----- SOURCE DATA -----
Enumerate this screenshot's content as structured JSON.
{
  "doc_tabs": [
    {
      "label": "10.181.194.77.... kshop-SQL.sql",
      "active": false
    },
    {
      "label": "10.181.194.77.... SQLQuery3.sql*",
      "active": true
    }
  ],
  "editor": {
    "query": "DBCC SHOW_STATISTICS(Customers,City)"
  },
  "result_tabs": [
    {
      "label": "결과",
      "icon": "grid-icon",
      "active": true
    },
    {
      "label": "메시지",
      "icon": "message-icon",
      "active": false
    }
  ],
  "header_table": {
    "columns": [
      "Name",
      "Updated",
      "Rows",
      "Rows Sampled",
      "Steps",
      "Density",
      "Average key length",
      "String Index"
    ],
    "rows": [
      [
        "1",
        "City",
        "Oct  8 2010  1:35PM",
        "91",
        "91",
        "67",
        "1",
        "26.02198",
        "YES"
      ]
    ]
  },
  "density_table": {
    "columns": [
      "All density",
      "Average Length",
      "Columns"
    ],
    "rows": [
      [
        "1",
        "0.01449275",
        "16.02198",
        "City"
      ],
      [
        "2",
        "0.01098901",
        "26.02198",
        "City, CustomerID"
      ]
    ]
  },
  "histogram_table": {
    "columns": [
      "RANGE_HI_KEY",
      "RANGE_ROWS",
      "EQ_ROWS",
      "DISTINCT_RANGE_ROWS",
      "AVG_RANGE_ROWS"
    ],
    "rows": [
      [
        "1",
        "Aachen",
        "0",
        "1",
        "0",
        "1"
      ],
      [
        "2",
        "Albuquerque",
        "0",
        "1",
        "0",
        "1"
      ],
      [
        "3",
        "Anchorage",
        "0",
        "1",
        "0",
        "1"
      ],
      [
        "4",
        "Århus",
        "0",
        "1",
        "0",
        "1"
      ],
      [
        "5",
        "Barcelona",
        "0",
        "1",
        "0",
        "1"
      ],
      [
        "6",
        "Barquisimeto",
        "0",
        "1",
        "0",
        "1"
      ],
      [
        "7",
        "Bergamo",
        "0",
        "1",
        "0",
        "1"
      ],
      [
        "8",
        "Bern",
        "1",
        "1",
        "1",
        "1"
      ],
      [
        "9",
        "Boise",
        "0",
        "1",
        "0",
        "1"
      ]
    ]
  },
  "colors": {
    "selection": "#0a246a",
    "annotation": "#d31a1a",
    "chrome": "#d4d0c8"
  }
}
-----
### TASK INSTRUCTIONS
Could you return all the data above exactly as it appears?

### EXERCISE OUTPUT
Enumerate this screenshot's content as structured JSON.
{
  "doc_tabs": [
    {
      "label": "10.181.194.77.... kshop-SQL.sql",
      "active": false
    },
    {
      "label": "10.181.194.77.... SQLQuery3.sql*",
      "active": true
    }
  ],
  "editor": {
    "query": "DBCC SHOW_STATISTICS(Customers,City)"
  },
  "result_tabs": [
    {
      "label": "결과",
      "icon": "grid-icon",
      "active": true
    },
    {
      "label": "메시지",
      "icon": "message-icon",
      "active": false
    }
  ],
  "header_table": {
    "columns": [
      "Name",
      "Updated",
      "Rows",
      "Rows Sampled",
      "Steps",
      "Density",
      "Average key length",
      "String Index"
    ],
    "rows": [
      [
        "1",
        "City",
        "Oct  8 2010  1:35PM",
        "91",
        "91",
        "67",
        "1",
        "26.02198",
        "YES"
      ]
    ]
  },
  "density_table": {
    "columns": [
      "All density",
      "Average Length",
      "Columns"
    ],
    "rows": [
      [
        "1",
        "0.01449275",
        "16.02198",
        "City"
      ],
      [
        "2",
        "0.01098901",
        "26.02198",
        "City, CustomerID"
      ]
    ]
  },
  "histogram_table": {
    "columns": [
      "RANGE_HI_KEY",
      "RANGE_ROWS",
      "EQ_ROWS",
      "DISTINCT_RANGE_ROWS",
      "AVG_RANGE_ROWS"
    ],
    "rows": [
      [
        "1",
        "Aachen",
        "0",
        "1",
        "0",
        "1"
      ],
      [
        "2",
        "Albuquerque",
        "0",
        "1",
        "0",
        "1"
      ],
      [
        "3",
        "Anchorage",
        "0",
        "1",
        "0",
        "1"
      ],
      [
        "4",
        "Århus",
        "0",
        "1",
        "0",
        "1"
      ],
      [
        "5",
        "Barcelona",
        "0",
        "1",
        "0",
        "1"
      ],
      [
        "6",
        "Barquisimeto",
        "0",
        "1",
        "0",
        "1"
      ],
      [
        "7",
        "Bergamo",
        "0",
        "1",
        "0",
        "1"
      ],
      [
        "8",
        "Bern",
        "1",
        "1",
        "1",
        "1"
      ],
      [
        "9",
        "Boise",
        "0",
        "1",
        "0",
        "1"
      ]
    ]
  },
  "colors": {
    "selection": "#0a246a",
    "annotation": "#d31a1a",
    "chrome": "#d4d0c8"
  }
}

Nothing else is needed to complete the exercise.